As a director, it’s your job to not only carry the artistic vision of your film, but also take care of your people. Of course, you have a producer and an AD who are also looking out for crew safety and logistical efficiency. But in day to day set life, the director sets the tone.
You are the captain of the ship; everyone has put their confidence in you as their leader. That shouldn’t freak you out — it’s a privilege as much as it is a responsibility. Now here are five practical tools for keeping that confidence — and even increasing it!
1. Be nice
Niceness continues to be a trademark Lunacy value, and our head producer, Stu Pollard is great at it (but don’t tell him we said so). In every interaction, Stu leads with gratitude. “Thanks for bringing that to my attention,” or “Great question, let’s talk more,” are phrases that invite discussion and show appreciation for the contribution.

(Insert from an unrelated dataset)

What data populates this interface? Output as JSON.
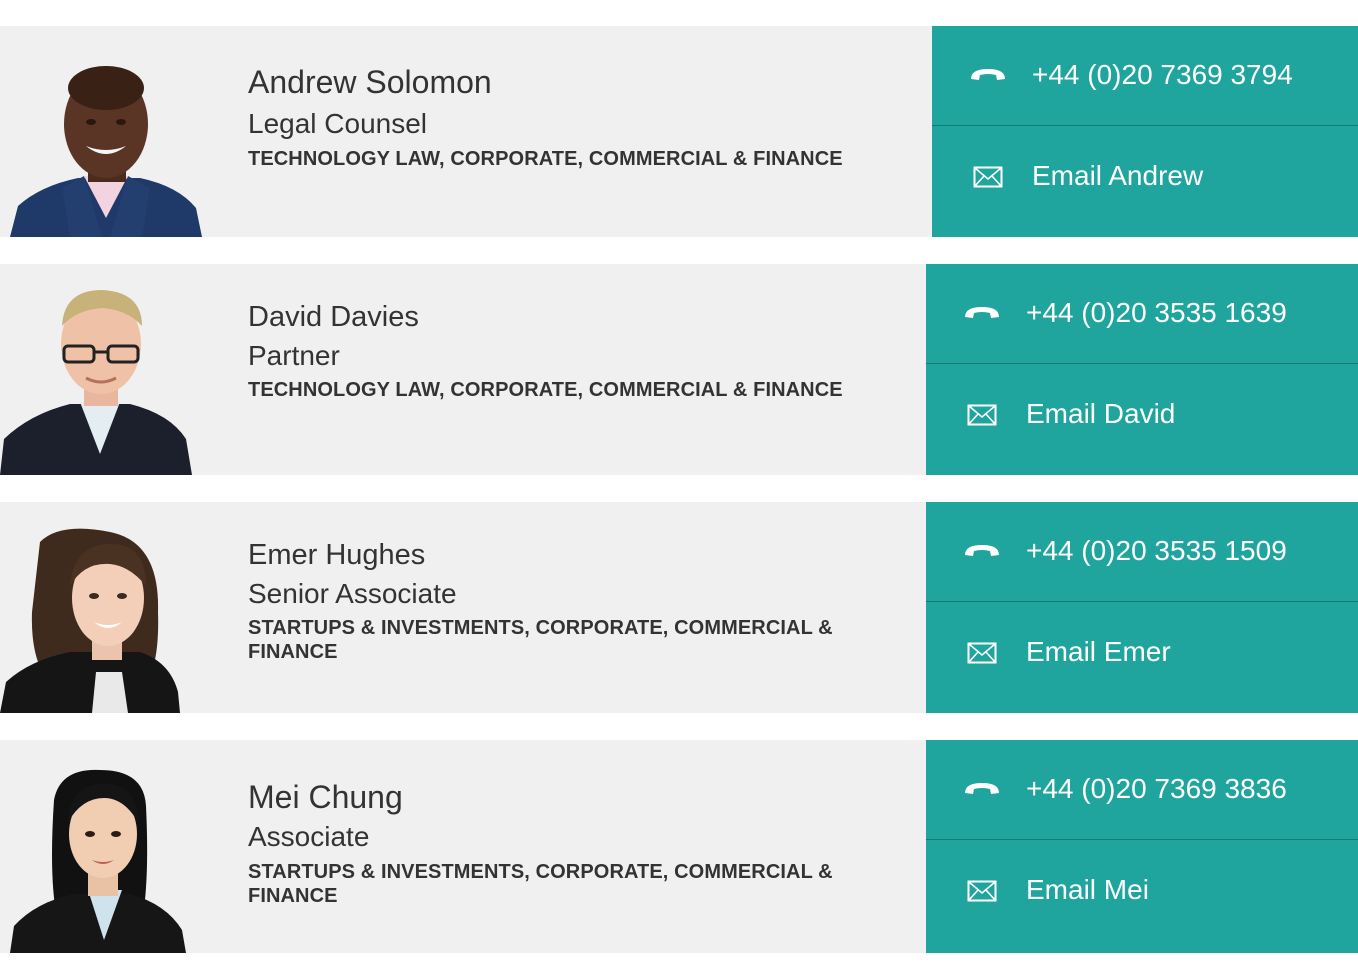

Eye contact, please, and thank you are still important in the fast-paced environment of a film shoot. Take a moment to celebrate crew birthdays or special occasions. Anything you can do to remind your team that they are appreciated. Remember, that you are a human first and a filmmaker second; niceness lays a civil foundation on which to build a healthy working relationship.
2. Share the victories
In this Film Independent article, co-directors Charlie Kaufman and Duke Johnson spoke about the laborious production process for their 2015 fantasy drama, Anomalisa. Dragging on for over three years, and continually running out of money, the project struggled to pay its crew on time.
Rather than ignoring the problem and hoping for the best, the directors showed everyone a rough edit of the first full scene. For the first time, the crew got a taste of the vision they were part of creating, coming away with a fresh sense of “buy-in.” It’s hard to keep everyone inspired over the course of a shoot, but reminding your crew that they are making something special will help.
3. Keep your cool (and apologize when you don’t)
When Craig Johnson was directing his first feature, True Adolescents, he had a moment with the crew that prompted an emotional outburst. It felt great for 30 seconds; then remorse set in. “When [crew members] see you losing your shit and screaming and yelling, there’s the sense that, ‘Oh God, is this whole thing falling apart? Am I on a sinking ship?’ And it’s just bad for morale.”
Craig found everyone who had witnessed his meltdown and personally apologized. When tensions rise, he now takes a deep breath, walks off set, and deals with his feelings privately. It’s natural to get overwhelmed, overtired, and frustrated. Expressing those emotions within earshot of your crew will only spread that negativity around.
4. Stop, collaborate, and listen
A first-time film director posted on the No Film School community boards, seeking advice. She received several responses, but this comment from DP Aidan Gray highlights the morale-killer that is micro-management.
“While people are there to help you create your vision, they’re also trying to add some of their style as well. You should see this as an advantage rather than a disadvantage. I once gaffed a shoot with a very “involved” director (to the point where he was controlling the specific colour temperature of our lights and managing the ISO on the camera) and it really brought the entire morale of the set down.”
It’s healthy in a collaboration to discuss differences of opinion and clearly communicate your vision. In the end, the final decisions will often rest with you, but make sure you keep an open mind and allow your team some creative freedom. Once you have done the hard work of hiring a great crew, trust them to do their jobs with excellence — they may surprise you!
5. Full crew = Happy crew
We could go on and on about food. Actually, we have.
One of the biggest mistakes you can make on a low budget film is to skimp on crafty. The way to anyone’s heart is through their stomach, especially when you consider how many calories your grips, gaffer, and even PAs are burning in the course of a day’s work.
It’s so easy to surprise and delight your crew with favorite meals and surprise snacks. Small things are special — gourmet coffee at 3pm, a well-timed delivery of grilled cheese squares, or mini PB&J sandwiches. When we were shooting Rust Creek it was so cold, and having a strong supply of hot soup available was huge.
Lastly, don’t forget to take care of yourself! Your own energy, sleep schedule, eating, and drinking are important as the leader of this outfit. And learn from those who do it well. Maintaining morale may seem like a distraction from the creative work that got you involved in this project, but it’s critical to getting the job done.